■ **What to do**
Pick out each line in these entries that contains the string "Capa".

[Start of Attachment]

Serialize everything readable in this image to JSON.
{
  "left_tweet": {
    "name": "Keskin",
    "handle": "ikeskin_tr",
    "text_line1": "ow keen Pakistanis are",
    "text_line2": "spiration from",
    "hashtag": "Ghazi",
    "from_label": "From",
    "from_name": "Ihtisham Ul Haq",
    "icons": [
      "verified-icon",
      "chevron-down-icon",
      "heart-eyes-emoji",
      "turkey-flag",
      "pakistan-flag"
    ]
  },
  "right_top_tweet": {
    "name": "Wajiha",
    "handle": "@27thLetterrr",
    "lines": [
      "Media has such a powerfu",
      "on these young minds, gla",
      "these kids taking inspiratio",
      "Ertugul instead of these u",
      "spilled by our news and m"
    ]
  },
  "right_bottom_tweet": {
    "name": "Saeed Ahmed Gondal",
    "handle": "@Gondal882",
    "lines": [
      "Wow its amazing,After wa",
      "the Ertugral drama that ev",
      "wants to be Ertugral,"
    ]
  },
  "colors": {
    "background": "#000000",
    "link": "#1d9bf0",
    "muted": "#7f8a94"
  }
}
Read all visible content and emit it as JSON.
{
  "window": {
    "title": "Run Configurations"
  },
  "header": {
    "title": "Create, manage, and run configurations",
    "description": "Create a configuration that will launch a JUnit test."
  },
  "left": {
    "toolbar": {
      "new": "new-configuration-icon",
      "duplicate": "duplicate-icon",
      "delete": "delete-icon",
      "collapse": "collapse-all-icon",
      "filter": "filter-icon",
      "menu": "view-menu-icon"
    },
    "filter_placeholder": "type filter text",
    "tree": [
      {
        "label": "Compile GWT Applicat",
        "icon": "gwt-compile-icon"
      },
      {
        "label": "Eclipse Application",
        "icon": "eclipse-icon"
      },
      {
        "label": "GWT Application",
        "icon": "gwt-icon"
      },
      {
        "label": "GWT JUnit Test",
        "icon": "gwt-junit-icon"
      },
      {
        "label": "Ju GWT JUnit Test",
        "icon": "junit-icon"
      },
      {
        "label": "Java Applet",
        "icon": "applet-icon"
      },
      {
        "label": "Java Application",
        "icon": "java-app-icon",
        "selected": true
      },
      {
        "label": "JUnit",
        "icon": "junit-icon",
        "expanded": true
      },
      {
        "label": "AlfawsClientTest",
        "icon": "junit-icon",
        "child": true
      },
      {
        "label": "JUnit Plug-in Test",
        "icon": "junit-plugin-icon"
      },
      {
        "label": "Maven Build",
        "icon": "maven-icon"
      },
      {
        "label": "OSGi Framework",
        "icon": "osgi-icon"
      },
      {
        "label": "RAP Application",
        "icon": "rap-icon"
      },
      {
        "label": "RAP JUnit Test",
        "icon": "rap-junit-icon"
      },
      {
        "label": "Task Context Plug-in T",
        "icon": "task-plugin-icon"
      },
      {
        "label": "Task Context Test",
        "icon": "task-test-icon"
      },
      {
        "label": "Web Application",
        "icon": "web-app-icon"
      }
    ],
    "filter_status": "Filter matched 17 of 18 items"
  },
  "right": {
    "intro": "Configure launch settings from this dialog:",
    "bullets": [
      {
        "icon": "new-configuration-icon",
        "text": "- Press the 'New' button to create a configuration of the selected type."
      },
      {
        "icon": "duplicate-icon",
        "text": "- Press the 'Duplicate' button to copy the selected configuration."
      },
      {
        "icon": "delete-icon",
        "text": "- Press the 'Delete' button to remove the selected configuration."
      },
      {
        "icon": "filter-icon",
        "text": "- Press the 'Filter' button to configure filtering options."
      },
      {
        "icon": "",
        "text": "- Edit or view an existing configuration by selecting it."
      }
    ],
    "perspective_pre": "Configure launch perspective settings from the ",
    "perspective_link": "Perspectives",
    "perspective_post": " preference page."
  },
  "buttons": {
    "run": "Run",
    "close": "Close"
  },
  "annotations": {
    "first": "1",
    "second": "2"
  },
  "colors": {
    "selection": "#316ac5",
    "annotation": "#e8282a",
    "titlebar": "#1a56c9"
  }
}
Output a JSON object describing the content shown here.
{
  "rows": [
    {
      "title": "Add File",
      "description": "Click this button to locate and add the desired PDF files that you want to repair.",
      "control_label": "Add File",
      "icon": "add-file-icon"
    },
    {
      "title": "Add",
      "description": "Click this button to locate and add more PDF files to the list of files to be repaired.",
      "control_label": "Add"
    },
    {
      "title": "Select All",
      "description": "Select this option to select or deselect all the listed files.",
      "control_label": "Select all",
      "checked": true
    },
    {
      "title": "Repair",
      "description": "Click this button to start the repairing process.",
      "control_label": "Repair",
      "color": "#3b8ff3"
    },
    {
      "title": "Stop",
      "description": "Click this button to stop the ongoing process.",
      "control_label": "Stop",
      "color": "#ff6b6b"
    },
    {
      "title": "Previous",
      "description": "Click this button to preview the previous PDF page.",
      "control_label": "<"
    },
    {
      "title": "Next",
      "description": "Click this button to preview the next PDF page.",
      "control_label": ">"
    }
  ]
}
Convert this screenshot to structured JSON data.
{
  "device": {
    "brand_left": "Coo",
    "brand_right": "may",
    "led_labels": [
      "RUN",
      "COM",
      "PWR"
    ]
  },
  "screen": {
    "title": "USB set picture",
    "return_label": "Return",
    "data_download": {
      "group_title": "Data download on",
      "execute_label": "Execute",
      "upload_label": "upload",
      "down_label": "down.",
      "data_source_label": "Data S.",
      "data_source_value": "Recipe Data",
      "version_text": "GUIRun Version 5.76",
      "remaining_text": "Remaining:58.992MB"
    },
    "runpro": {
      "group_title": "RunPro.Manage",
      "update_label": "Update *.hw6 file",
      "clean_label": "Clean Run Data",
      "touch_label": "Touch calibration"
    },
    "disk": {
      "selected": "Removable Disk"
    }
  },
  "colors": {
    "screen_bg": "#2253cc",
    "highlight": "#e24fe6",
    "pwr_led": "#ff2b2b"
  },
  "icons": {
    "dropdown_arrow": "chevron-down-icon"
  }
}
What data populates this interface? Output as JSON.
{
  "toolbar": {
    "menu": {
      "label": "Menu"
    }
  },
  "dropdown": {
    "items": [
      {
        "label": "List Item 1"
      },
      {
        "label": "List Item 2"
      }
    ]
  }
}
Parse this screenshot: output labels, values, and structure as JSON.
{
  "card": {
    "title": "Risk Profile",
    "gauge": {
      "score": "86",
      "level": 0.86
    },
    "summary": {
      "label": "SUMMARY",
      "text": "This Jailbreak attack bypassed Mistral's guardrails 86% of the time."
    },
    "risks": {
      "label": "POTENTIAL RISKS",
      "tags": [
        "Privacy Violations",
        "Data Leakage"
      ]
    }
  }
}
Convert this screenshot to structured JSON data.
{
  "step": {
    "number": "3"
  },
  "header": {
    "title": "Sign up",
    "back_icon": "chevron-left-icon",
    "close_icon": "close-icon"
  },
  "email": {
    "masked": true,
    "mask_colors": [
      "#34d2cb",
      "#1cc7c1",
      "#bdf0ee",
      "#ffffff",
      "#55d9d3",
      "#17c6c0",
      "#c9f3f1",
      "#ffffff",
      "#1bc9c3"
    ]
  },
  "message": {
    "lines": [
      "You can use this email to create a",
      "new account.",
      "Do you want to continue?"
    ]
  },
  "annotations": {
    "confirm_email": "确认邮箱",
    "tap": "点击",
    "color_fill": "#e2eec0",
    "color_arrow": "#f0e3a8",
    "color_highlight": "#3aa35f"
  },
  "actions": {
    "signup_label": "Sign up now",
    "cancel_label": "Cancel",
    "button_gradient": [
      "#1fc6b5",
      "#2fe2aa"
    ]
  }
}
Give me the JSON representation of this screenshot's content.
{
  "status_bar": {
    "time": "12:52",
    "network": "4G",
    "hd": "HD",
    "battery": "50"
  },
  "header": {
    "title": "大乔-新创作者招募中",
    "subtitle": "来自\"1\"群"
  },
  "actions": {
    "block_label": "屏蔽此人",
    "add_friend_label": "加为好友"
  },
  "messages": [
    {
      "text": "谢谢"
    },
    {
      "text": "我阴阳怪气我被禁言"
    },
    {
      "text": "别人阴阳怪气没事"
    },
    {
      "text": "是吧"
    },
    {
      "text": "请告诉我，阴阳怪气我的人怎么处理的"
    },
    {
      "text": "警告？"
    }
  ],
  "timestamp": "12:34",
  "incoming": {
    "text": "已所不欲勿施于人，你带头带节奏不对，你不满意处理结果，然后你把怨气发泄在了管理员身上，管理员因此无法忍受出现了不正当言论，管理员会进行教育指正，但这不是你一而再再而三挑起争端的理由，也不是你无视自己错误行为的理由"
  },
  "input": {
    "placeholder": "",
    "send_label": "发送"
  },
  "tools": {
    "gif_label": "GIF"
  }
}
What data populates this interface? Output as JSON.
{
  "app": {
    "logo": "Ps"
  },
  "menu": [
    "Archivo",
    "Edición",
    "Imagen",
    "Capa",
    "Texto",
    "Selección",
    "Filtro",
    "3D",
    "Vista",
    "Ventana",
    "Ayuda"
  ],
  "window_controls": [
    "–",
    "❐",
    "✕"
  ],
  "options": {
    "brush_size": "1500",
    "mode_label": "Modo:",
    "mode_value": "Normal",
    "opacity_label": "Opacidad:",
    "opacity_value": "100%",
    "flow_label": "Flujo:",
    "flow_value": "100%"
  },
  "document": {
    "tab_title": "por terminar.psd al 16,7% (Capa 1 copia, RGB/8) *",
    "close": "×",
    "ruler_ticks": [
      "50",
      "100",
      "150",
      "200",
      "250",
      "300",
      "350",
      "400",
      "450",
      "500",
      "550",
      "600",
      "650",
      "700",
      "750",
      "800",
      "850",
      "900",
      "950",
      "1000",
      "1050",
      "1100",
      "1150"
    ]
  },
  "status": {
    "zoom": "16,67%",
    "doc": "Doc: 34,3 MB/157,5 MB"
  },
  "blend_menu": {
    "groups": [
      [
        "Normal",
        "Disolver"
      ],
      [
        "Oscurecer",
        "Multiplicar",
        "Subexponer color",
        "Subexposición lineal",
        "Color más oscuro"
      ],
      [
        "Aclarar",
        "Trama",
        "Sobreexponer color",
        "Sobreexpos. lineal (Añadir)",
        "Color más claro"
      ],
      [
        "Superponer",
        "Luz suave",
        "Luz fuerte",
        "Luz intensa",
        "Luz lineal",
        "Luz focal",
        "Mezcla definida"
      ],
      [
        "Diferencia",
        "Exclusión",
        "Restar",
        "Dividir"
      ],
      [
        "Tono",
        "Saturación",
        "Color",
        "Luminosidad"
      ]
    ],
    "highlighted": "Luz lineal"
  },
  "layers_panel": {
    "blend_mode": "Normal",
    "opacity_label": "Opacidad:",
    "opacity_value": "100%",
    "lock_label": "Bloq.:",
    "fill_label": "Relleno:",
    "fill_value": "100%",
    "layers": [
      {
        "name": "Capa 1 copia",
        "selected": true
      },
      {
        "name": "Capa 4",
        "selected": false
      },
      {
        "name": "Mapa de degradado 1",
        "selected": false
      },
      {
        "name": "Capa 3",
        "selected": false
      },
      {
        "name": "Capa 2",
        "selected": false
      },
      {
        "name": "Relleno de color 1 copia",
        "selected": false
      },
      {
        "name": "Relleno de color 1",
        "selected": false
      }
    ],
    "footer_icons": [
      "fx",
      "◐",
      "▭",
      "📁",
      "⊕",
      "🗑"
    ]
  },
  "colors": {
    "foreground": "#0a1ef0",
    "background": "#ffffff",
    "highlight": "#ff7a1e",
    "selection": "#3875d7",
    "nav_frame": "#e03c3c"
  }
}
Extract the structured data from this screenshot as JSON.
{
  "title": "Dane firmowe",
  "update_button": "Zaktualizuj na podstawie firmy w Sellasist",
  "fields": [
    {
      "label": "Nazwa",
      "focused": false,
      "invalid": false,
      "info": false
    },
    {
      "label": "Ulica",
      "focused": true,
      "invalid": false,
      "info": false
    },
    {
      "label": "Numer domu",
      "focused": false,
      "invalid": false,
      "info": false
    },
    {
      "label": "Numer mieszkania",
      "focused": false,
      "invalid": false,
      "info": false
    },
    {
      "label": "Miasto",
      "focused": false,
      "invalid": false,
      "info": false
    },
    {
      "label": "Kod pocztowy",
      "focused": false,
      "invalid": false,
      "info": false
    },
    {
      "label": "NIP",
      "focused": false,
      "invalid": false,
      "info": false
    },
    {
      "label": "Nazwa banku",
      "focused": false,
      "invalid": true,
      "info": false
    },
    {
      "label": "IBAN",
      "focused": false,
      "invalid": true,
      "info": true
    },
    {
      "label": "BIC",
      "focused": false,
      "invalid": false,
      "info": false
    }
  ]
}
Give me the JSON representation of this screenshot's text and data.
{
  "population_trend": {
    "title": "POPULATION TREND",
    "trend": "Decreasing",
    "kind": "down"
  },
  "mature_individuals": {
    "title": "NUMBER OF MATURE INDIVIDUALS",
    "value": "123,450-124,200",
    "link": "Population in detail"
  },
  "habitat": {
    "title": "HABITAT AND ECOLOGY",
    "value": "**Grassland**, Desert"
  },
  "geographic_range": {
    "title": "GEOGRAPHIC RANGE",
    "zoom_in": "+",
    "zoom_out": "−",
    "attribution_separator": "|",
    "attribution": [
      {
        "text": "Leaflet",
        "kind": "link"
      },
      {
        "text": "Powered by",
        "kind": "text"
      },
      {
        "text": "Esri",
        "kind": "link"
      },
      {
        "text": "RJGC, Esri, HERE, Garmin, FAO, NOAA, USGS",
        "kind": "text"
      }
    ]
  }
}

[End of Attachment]

■ **Written response**
    "Capa",
    "tab_title": "por terminar.psd al 16,7% (Capa 1 copia, RGB/8) *",
        "name": "Capa 1 copia",
        "name": "Capa 4",
        "name": "Capa 3",
        "name": "Capa 2",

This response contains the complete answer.